Blood Vessel Configuration of the Thoracic Organs
Copyright: Gunther von Hagens, Institute for Plastination, Heidelberg, Germany, www.bodyworlds.com
My education has included a number of biology-related courses and texts, but NOTHING compares to this. Better than any video or model, Body Worlds is an amazing anatomy lesson!
From the Body Worlds website (HERE) the purpose of the exhibit is: "The BODY WORLDS exhibitions aim to educate the public about the inner workings of the human body and show the effects of poor health, good health and lifestyle choices. They are also meant to create interest in and increase knowledge of anatomy and physiology among the public."
If you don't already know - these are REAL bodies. Humans (and animals) have donated their bodies upon death to be turned into educational exhibits. Dr. Gunther von Hagens uses a process called Plastination on the subjects to preserve each and every fiber or tissue or vessel.

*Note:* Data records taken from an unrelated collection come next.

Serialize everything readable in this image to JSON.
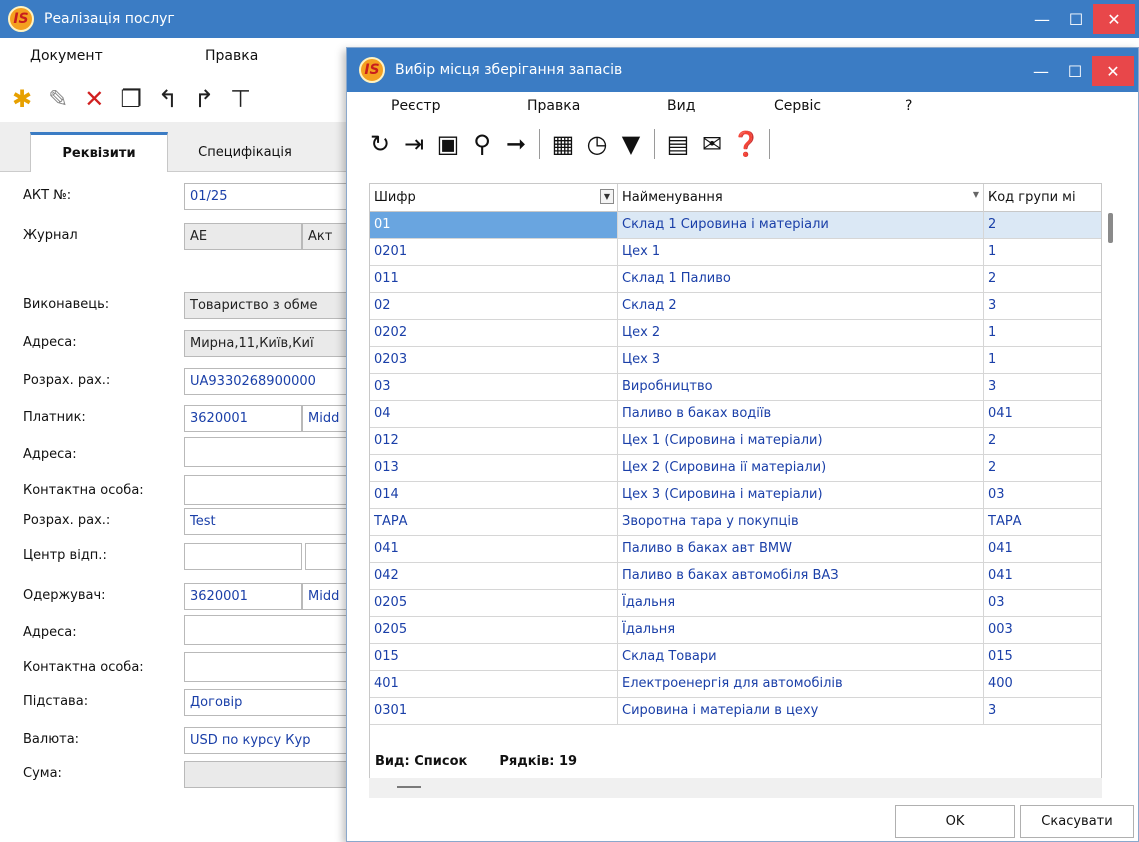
{
  "main_window": {
    "title": "Реалізація послуг",
    "app_logo": "IS",
    "menu": [
      "Документ",
      "Правка"
    ],
    "toolbar_icons": [
      "new-doc-icon",
      "edit-doc-icon",
      "delete-doc-icon",
      "copy-doc-icon",
      "import-doc-icon",
      "export-doc-icon",
      "more-icon"
    ],
    "tabs": [
      "Реквізити",
      "Специфікація"
    ],
    "fields": {
      "act_label": "АКТ №:",
      "act_value": "01/25",
      "journal_label": "Журнал",
      "journal_value": "АЕ",
      "journal_value2": "Акт",
      "executor_label": "Виконавець:",
      "executor_value": "Товариство з обме",
      "address1_label": "Адреса:",
      "address1_value": "Мирна,11,Київ,Киї",
      "account1_label": "Розрах. рах.:",
      "account1_value": "UA9330268900000",
      "payer_label": "Платник:",
      "payer_code": "3620001",
      "payer_name": "Midd",
      "address2_label": "Адреса:",
      "contact1_label": "Контактна особа:",
      "account2_label": "Розрах. рах.:",
      "account2_value": "Test",
      "center_label": "Центр відп.:",
      "receiver_label": "Одержувач:",
      "receiver_code": "3620001",
      "receiver_name": "Midd",
      "address3_label": "Адреса:",
      "contact2_label": "Контактна особа:",
      "basis_label": "Підстава:",
      "basis_value": "Договір",
      "currency_label": "Валюта:",
      "currency_value": "USD по курсу Кур",
      "sum_label": "Сума:"
    }
  },
  "dialog": {
    "title": "Вибір місця зберігання запасів",
    "app_logo": "IS",
    "menu": [
      "Реєстр",
      "Правка",
      "Вид",
      "Сервіс",
      "?"
    ],
    "toolbar_icons": [
      "refresh-icon",
      "exit-icon",
      "save-icon",
      "search-icon",
      "find-next-icon",
      "table-icon",
      "history-icon",
      "clear-filter-icon",
      "document-icon",
      "mail-icon",
      "help-icon"
    ],
    "columns": [
      "Шифр",
      "Найменування",
      "Код групи мі"
    ],
    "rows": [
      [
        "01",
        "Склад 1 Сировина і матеріали",
        "2"
      ],
      [
        "0201",
        "Цех 1",
        "1"
      ],
      [
        "011",
        "Склад 1 Паливо",
        "2"
      ],
      [
        "02",
        "Склад 2",
        "3"
      ],
      [
        "0202",
        "Цех 2",
        "1"
      ],
      [
        "0203",
        "Цех 3",
        "1"
      ],
      [
        "03",
        "Виробництво",
        "3"
      ],
      [
        "04",
        "Паливо в баках водіїв",
        "041"
      ],
      [
        "012",
        "Цех 1 (Сировина і матеріали)",
        "2"
      ],
      [
        "013",
        "Цех 2 (Сировина ії  матеріали)",
        "2"
      ],
      [
        "014",
        "Цех 3 (Сировина і матеріали)",
        "03"
      ],
      [
        "ТАРА",
        "Зворотна тара у покупців",
        "ТАРА"
      ],
      [
        "041",
        "Паливо в баках авт BMW",
        "041"
      ],
      [
        "042",
        "Паливо в баках автомобіля ВАЗ",
        "041"
      ],
      [
        "0205",
        "Їдальня",
        "03"
      ],
      [
        "0205",
        "Їдальня",
        "003"
      ],
      [
        "015",
        "Склад Товари",
        "015"
      ],
      [
        "401",
        "Електроенергія для автомобілів",
        "400"
      ],
      [
        "0301",
        "Сировина і матеріали в цеху",
        "3"
      ]
    ],
    "selected_row": 0,
    "view_label": "Вид: Список",
    "rows_label": "Рядків: 19",
    "ok_label": "OK",
    "cancel_label": "Скасувати"
  }
}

I was incredibly impressed with this exhibit. Not only was the science evident, but it was presented in an artful way. I was drawn to each specimen - wanting to see each of the intricacies it presented. The whole bodies were fascinating! Musculature, nerve endings, connective tissue - all there to see in their real shapes and colors. But my favorite part had to be the blood vessels. Never before have I been able to SEE capillaries in their proper perspective. Yes, I know - some capillaries are so small that only one red blood cell can pass through at a time - but what does that look like? This weekend, I saw what it looks like "in real life".

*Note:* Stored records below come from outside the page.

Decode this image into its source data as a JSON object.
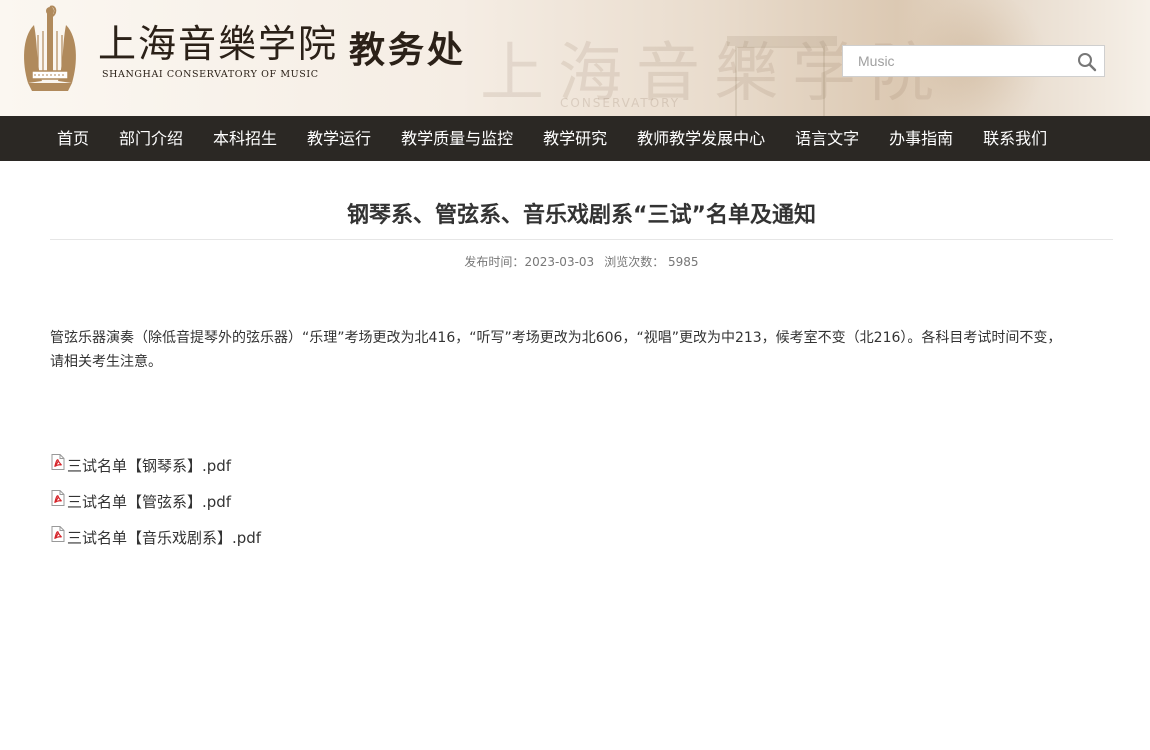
{
  "header": {
    "logo_cn": "上海音樂学院",
    "logo_en": "SHANGHAI CONSERVATORY OF MUSIC",
    "site_name": "教务处",
    "search": {
      "placeholder": "Music",
      "icon": "search-icon"
    }
  },
  "nav": {
    "items": [
      {
        "label": "首页"
      },
      {
        "label": "部门介绍"
      },
      {
        "label": "本科招生"
      },
      {
        "label": "教学运行"
      },
      {
        "label": "教学质量与监控"
      },
      {
        "label": "教学研究"
      },
      {
        "label": "教师教学发展中心"
      },
      {
        "label": "语言文字"
      },
      {
        "label": "办事指南"
      },
      {
        "label": "联系我们"
      }
    ]
  },
  "article": {
    "title": "钢琴系、管弦系、音乐戏剧系“三试”名单及通知",
    "publish_label": "发布时间：",
    "publish_date": "2023-03-03",
    "views_label": "浏览次数：",
    "views": "5985",
    "body_line1": "管弦乐器演奏（除低音提琴外的弦乐器）“乐理”考场更改为北416，“听写”考场更改为北606，“视唱”更改为中213，候考室不变（北216）。各科目考试时间不变，",
    "body_line2": "请相关考生注意。",
    "attachments": [
      {
        "label": "三试名单【钢琴系】.pdf",
        "icon": "pdf-icon"
      },
      {
        "label": "三试名单【管弦系】.pdf",
        "icon": "pdf-icon"
      },
      {
        "label": "三试名单【音乐戏剧系】.pdf",
        "icon": "pdf-icon"
      }
    ]
  },
  "colors": {
    "nav_bg": "#2b2824",
    "nav_text": "#ffffff",
    "logo_brown": "#b08a5c",
    "text_dark": "#333333"
  }
}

About a quarter of the way through the exhibit, I asked "why aren't there any fat people? What about defective parts? All these bodies are perfect"... then I came to the various examples of diseased or "destroyed" body parts. Things like: the black lungs of a smoker, livers destroyed by cirrhosis, and then the cross-section of a morbidly obese man (I learned today, when visiting the Body Worlds website to write this blog, that skin and fat are usually eliminated during the Plastination process; so they wouldn't be found in the "statues" in the exhibit).

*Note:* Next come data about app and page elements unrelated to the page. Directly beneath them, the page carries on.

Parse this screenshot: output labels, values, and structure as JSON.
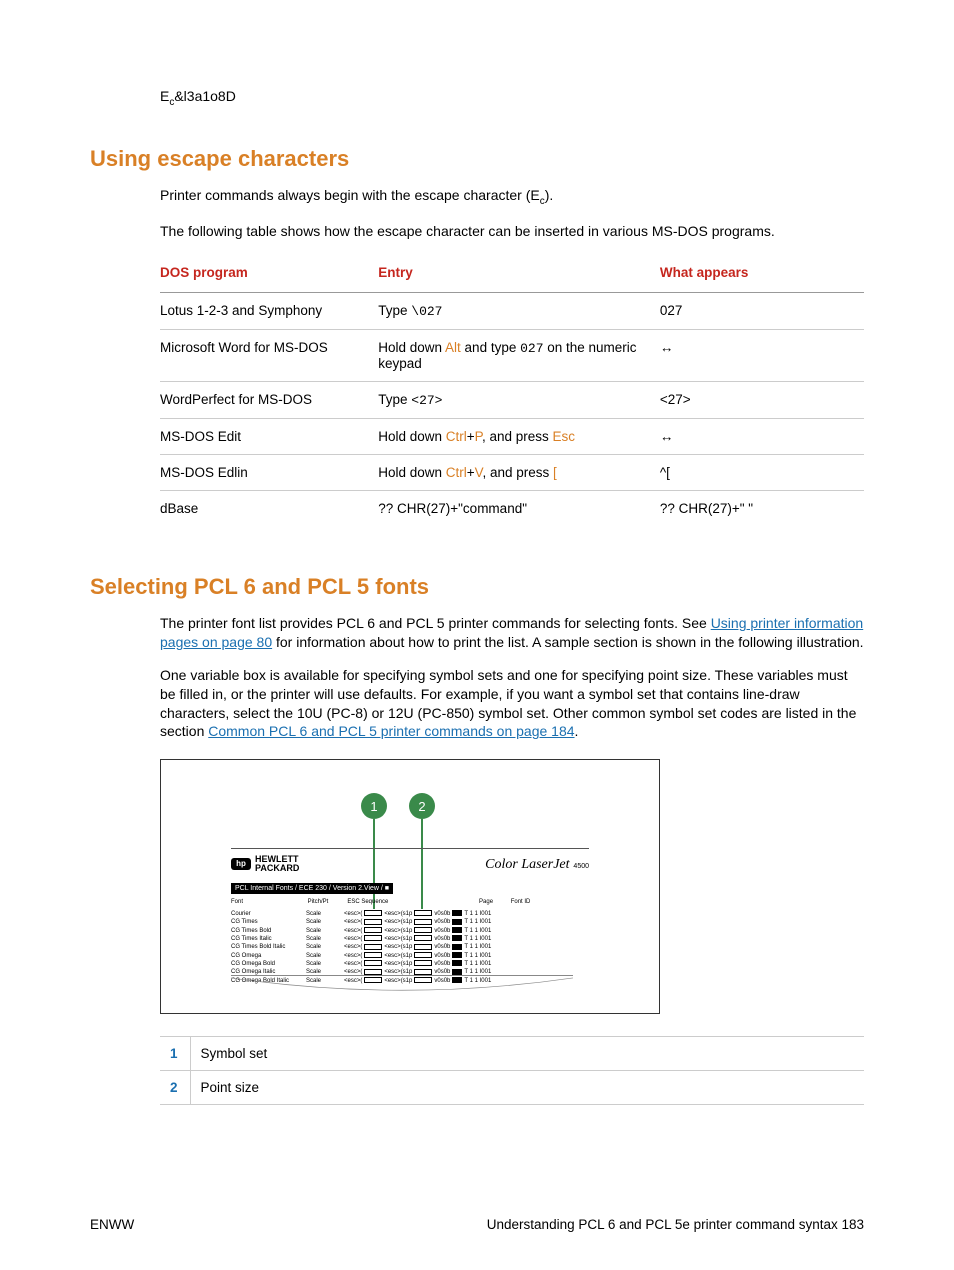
{
  "top_escape": "E",
  "top_escape_sub": "c",
  "top_escape_rest": "&l3a1o8D",
  "section1": {
    "title": "Using escape characters",
    "para1_a": "Printer commands always begin with the escape character (E",
    "para1_sub": "c",
    "para1_b": ").",
    "para2": "The following table shows how the escape character can be inserted in various MS-DOS programs."
  },
  "dostable": {
    "headers": [
      "DOS program",
      "Entry",
      "What appears"
    ],
    "rows": [
      {
        "program": "Lotus 1-2-3 and Symphony",
        "entry_parts": [
          {
            "t": "Type ",
            "k": false,
            "m": false
          },
          {
            "t": "\\027",
            "k": false,
            "m": true
          }
        ],
        "appears": "027"
      },
      {
        "program": "Microsoft Word for MS-DOS",
        "entry_parts": [
          {
            "t": "Hold down ",
            "k": false,
            "m": false
          },
          {
            "t": "Alt",
            "k": true,
            "m": false
          },
          {
            "t": " and type ",
            "k": false,
            "m": false
          },
          {
            "t": "027",
            "k": false,
            "m": true
          },
          {
            "t": " on the numeric keypad",
            "k": false,
            "m": false
          }
        ],
        "appears": "↔"
      },
      {
        "program": "WordPerfect for MS-DOS",
        "entry_parts": [
          {
            "t": "Type ",
            "k": false,
            "m": false
          },
          {
            "t": "<27>",
            "k": false,
            "m": true
          }
        ],
        "appears": "<27>"
      },
      {
        "program": "MS-DOS Edit",
        "entry_parts": [
          {
            "t": "Hold down ",
            "k": false,
            "m": false
          },
          {
            "t": "Ctrl",
            "k": true,
            "m": false
          },
          {
            "t": "+",
            "k": false,
            "m": false
          },
          {
            "t": "P",
            "k": true,
            "m": false
          },
          {
            "t": ", and press ",
            "k": false,
            "m": false
          },
          {
            "t": "Esc",
            "k": true,
            "m": false
          }
        ],
        "appears": "↔"
      },
      {
        "program": "MS-DOS Edlin",
        "entry_parts": [
          {
            "t": "Hold down ",
            "k": false,
            "m": false
          },
          {
            "t": "Ctrl",
            "k": true,
            "m": false
          },
          {
            "t": "+",
            "k": false,
            "m": false
          },
          {
            "t": "V",
            "k": true,
            "m": false
          },
          {
            "t": ", and press ",
            "k": false,
            "m": false
          },
          {
            "t": "[",
            "k": true,
            "m": false
          }
        ],
        "appears": "^["
      },
      {
        "program": "dBase",
        "entry_parts": [
          {
            "t": "?? CHR(27)+\"command\"",
            "k": false,
            "m": false
          }
        ],
        "appears": "?? CHR(27)+\" \""
      }
    ]
  },
  "section2": {
    "title": "Selecting PCL 6 and PCL 5 fonts",
    "p1_a": "The printer font list provides PCL 6 and PCL 5 printer commands for selecting fonts. See ",
    "p1_link": "Using printer information pages on page 80",
    "p1_b": " for information about how to print the list. A sample section is shown in the following illustration.",
    "p2_a": "One variable box is available for specifying symbol sets and one for specifying point size. These variables must be filled in, or the printer will use defaults. For example, if you want a symbol set that contains line-draw characters, select the 10U (PC-8) or 12U (PC-850) symbol set. Other common symbol set codes are listed in the section ",
    "p2_link": "Common PCL 6 and PCL 5 printer commands on page 184",
    "p2_b": "."
  },
  "illustration": {
    "callouts": [
      "1",
      "2"
    ],
    "hp_logo_text1": "HEWLETT",
    "hp_logo_text2": "PACKARD",
    "hp_logo_sym": "hp",
    "brand": "Color LaserJet",
    "brand_suffix": "4500",
    "bar": "PCL Internal Fonts / ECE 230 / Version 2.View / ■",
    "hdr": {
      "c0": "Font",
      "c1": "Pitch/Pt",
      "c2": "ESC Sequence",
      "c3": "Page",
      "c4": "Font ID"
    },
    "rows": [
      {
        "a": "Courier",
        "b": "Scale"
      },
      {
        "a": "CG Times",
        "b": "Scale"
      },
      {
        "a": "CG Times Bold",
        "b": "Scale"
      },
      {
        "a": "CG Times Italic",
        "b": "Scale"
      },
      {
        "a": "CG Times Bold Italic",
        "b": "Scale"
      },
      {
        "a": "CG Omega",
        "b": "Scale"
      },
      {
        "a": "CG Omega Bold",
        "b": "Scale"
      },
      {
        "a": "CG Omega Italic",
        "b": "Scale"
      },
      {
        "a": "CG Omega Bold Italic",
        "b": "Scale"
      }
    ]
  },
  "legend": [
    {
      "n": "1",
      "t": "Symbol set"
    },
    {
      "n": "2",
      "t": "Point size"
    }
  ],
  "footer": {
    "left": "ENWW",
    "right": "Understanding PCL 6 and PCL 5e printer command syntax   183"
  }
}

I could probably go on for a lot longer, but I need to stop now and get on with my day. However... If this exhibit is traveling through your town, GO SEE IT! It's a wonderful display - enjoyable as well as highly educational.